##### Source data #####
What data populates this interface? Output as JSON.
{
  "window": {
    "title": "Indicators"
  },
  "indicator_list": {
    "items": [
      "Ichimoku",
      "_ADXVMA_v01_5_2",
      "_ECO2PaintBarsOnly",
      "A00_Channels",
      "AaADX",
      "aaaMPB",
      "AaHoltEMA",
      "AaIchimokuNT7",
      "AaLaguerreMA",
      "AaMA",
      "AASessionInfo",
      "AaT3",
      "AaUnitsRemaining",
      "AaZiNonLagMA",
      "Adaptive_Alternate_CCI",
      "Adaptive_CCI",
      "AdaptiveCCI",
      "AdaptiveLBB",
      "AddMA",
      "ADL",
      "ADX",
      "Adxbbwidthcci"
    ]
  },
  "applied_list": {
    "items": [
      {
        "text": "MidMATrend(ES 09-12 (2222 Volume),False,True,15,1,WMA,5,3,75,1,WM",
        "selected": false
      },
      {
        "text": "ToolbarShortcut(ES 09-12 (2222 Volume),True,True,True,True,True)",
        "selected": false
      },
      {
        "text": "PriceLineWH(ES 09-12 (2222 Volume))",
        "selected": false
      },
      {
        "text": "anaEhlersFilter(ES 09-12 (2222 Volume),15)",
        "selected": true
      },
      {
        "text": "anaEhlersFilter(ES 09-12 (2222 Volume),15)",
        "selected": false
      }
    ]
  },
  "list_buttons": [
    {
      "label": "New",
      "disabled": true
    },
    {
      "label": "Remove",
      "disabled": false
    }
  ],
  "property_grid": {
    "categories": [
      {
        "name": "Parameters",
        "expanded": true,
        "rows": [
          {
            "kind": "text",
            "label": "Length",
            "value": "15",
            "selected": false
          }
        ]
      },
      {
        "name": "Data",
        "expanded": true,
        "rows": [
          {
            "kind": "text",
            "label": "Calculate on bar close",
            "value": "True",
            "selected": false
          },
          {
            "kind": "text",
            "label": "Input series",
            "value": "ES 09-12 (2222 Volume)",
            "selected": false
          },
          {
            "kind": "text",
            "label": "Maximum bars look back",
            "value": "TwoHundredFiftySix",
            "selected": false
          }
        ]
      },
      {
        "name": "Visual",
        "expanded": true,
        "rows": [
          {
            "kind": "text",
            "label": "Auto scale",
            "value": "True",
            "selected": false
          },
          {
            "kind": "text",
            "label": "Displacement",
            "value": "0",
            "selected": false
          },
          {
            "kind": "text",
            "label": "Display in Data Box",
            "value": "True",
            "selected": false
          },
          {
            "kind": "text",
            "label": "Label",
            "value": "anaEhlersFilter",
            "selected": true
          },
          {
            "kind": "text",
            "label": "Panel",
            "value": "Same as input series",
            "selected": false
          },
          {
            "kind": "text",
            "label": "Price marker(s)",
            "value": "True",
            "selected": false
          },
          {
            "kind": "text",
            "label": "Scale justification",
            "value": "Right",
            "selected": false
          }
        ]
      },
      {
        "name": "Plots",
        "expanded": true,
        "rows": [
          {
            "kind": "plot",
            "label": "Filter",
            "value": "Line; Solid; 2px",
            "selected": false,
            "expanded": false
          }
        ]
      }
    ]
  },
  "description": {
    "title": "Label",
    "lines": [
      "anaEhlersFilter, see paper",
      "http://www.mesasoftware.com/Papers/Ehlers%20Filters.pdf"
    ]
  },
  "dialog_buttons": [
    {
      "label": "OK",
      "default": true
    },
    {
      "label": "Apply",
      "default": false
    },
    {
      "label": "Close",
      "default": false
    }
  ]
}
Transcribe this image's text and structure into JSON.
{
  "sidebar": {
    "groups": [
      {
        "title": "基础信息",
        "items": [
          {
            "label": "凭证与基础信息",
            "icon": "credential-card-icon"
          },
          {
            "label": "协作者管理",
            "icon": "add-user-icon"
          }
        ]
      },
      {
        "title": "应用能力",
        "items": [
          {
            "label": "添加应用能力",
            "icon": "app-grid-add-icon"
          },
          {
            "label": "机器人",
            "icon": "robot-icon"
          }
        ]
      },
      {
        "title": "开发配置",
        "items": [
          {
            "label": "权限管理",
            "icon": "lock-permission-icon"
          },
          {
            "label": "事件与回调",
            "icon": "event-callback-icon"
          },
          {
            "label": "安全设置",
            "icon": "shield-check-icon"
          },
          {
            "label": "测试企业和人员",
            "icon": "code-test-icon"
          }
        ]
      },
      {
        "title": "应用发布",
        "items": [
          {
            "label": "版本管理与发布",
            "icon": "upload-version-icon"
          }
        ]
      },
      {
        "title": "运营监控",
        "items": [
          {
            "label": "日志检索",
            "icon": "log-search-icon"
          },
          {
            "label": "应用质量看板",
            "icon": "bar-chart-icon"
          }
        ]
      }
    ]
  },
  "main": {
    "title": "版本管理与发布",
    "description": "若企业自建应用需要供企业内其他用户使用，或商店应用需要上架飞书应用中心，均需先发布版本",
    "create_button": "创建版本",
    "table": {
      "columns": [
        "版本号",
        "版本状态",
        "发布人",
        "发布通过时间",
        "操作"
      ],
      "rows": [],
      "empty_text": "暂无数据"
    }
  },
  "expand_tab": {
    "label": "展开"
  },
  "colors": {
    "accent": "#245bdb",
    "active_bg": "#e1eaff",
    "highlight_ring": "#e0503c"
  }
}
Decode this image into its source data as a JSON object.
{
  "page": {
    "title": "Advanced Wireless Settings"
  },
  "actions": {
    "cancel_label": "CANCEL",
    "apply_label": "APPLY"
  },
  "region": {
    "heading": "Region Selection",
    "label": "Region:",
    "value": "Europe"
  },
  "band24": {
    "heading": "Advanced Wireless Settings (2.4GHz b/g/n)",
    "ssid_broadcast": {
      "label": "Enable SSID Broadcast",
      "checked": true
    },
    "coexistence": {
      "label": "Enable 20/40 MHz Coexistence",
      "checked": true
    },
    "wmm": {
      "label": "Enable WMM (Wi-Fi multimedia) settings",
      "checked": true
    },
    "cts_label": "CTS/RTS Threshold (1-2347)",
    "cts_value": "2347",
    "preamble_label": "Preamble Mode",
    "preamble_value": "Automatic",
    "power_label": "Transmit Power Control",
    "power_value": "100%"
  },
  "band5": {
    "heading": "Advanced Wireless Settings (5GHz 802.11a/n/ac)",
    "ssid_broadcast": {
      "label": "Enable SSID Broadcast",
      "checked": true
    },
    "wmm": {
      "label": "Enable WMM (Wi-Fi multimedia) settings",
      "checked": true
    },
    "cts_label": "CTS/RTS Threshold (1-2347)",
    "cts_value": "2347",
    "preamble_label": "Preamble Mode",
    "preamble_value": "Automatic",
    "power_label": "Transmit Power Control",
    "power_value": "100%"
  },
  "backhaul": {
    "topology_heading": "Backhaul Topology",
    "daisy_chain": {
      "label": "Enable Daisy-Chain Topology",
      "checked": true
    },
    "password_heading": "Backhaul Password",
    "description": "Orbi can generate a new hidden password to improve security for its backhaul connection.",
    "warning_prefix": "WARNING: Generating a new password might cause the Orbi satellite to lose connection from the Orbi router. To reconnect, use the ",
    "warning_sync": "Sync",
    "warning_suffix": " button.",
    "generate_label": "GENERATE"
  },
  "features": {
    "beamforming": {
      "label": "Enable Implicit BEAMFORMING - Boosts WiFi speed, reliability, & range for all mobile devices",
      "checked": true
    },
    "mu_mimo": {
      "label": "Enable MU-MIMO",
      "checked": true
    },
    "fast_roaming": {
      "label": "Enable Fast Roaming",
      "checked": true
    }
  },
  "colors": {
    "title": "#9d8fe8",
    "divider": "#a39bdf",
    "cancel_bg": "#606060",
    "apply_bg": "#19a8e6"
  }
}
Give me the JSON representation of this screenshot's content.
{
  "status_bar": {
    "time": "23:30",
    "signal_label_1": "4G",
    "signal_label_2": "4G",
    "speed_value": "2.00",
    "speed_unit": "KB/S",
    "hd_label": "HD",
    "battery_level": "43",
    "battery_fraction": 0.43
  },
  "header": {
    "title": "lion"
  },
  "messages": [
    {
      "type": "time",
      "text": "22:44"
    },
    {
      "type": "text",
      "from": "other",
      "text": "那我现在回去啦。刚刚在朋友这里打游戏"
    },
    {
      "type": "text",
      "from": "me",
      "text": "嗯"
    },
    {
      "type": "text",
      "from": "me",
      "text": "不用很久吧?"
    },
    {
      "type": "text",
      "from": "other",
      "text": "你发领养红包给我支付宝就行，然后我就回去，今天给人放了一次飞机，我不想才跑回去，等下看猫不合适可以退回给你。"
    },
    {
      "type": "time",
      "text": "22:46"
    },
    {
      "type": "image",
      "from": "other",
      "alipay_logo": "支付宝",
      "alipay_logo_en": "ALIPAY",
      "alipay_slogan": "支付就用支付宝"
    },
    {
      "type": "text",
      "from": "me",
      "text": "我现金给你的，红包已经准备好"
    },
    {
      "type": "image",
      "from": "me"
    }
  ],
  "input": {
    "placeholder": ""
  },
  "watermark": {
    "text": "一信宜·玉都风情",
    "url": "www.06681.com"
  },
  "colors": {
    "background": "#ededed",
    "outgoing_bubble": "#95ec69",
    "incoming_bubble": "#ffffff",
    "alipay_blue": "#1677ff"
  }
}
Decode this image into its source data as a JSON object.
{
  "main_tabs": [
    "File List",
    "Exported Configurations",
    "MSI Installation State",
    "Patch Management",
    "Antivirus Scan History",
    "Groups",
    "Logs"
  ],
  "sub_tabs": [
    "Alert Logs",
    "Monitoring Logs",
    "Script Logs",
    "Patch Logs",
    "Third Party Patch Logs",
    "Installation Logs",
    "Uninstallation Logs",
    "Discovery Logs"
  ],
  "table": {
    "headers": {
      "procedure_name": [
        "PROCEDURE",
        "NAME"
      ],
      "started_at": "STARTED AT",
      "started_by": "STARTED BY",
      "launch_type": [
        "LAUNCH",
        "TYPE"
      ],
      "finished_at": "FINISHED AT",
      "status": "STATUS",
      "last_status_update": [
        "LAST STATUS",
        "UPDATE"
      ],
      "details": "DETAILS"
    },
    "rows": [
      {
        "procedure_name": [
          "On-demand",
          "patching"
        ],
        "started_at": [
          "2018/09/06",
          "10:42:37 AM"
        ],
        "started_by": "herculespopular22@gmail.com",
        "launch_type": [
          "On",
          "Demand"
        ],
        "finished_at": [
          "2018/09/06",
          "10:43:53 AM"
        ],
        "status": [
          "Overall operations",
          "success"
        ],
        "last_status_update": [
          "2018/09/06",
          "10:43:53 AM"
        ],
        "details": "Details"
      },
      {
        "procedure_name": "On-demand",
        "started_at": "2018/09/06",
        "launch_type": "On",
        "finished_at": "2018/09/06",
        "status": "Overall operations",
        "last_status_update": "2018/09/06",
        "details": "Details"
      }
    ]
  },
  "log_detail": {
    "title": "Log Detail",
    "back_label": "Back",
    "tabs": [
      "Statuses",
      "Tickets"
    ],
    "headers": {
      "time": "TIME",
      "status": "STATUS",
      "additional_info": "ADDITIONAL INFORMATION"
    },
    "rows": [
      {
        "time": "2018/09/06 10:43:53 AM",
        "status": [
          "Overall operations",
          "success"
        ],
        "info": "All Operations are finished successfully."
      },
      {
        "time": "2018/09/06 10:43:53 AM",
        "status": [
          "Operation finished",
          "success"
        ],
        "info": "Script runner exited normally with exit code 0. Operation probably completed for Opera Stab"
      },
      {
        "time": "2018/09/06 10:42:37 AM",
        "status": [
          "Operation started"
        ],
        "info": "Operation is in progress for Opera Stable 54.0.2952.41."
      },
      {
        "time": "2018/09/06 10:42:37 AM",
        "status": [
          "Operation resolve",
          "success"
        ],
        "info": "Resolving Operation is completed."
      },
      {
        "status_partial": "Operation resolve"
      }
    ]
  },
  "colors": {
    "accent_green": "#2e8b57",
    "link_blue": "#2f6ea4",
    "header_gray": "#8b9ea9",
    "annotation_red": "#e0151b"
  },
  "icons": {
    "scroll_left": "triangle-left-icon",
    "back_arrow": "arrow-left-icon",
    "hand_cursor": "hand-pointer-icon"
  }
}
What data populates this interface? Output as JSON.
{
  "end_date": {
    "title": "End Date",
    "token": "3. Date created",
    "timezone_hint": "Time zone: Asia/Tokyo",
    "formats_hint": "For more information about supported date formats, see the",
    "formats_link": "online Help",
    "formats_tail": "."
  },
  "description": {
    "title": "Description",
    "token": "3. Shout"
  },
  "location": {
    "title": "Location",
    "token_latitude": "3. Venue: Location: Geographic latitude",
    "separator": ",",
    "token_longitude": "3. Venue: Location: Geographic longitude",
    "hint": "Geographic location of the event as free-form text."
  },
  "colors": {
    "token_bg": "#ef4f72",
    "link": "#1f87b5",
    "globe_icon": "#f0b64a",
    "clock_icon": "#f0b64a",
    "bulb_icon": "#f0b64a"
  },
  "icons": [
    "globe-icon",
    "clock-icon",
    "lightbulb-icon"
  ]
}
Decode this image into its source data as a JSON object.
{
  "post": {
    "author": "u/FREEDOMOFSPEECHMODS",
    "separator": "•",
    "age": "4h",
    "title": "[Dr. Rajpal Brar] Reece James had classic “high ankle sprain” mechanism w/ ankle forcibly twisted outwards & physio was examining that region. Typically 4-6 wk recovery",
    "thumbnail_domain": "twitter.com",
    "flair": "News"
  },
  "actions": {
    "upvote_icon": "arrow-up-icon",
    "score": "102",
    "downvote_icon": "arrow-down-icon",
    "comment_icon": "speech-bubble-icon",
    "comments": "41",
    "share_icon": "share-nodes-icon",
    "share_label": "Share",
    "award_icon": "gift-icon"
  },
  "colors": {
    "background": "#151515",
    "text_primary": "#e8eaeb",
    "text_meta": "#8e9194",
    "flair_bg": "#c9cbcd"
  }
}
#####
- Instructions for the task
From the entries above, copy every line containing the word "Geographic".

- Response to this task
    "token_latitude": "3. Venue: Location: Geographic latitude",
    "token_longitude": "3. Venue: Location: Geographic longitude",
    "hint": "Geographic location of the event as free-form text."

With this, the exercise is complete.